**WORK ORDER**: Going through the entries below, copy out each line that contains "caption".

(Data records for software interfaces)
=====
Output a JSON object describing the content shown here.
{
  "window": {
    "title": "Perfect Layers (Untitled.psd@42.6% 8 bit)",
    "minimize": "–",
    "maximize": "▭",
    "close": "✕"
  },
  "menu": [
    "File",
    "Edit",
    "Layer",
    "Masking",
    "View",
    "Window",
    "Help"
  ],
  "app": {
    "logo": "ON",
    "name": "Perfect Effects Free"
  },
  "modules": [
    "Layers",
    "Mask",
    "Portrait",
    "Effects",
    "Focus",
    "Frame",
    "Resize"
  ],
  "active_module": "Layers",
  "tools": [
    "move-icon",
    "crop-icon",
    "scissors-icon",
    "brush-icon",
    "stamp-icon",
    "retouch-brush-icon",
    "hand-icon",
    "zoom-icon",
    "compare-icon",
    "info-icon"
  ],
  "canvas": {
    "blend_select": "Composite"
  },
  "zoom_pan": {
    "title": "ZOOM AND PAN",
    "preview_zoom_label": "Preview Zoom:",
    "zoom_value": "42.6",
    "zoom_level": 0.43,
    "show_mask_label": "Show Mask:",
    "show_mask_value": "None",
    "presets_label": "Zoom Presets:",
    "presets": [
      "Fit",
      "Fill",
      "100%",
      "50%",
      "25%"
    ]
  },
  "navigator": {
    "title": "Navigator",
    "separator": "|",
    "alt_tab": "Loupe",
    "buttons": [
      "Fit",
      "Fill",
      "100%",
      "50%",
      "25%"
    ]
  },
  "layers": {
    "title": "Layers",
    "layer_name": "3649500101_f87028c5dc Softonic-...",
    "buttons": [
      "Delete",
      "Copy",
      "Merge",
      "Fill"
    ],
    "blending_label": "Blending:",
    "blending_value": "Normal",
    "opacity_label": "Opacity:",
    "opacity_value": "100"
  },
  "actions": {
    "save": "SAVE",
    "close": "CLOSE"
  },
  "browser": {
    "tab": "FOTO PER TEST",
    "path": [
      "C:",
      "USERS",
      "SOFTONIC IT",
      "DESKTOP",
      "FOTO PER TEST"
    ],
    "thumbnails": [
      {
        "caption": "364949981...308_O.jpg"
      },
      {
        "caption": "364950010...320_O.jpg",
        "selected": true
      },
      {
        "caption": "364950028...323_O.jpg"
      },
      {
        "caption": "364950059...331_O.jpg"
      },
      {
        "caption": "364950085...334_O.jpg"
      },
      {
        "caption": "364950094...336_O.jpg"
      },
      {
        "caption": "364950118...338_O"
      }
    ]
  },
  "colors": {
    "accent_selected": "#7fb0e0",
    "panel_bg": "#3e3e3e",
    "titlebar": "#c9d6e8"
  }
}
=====
**YOUR SOLUTION**:
        "caption": "364949981...308_O.jpg"
        "caption": "364950010...320_O.jpg",
        "caption": "364950028...323_O.jpg"
        "caption": "364950059...331_O.jpg"
        "caption": "364950085...334_O.jpg"
        "caption": "364950094...336_O.jpg"
        "caption": "364950118...338_O"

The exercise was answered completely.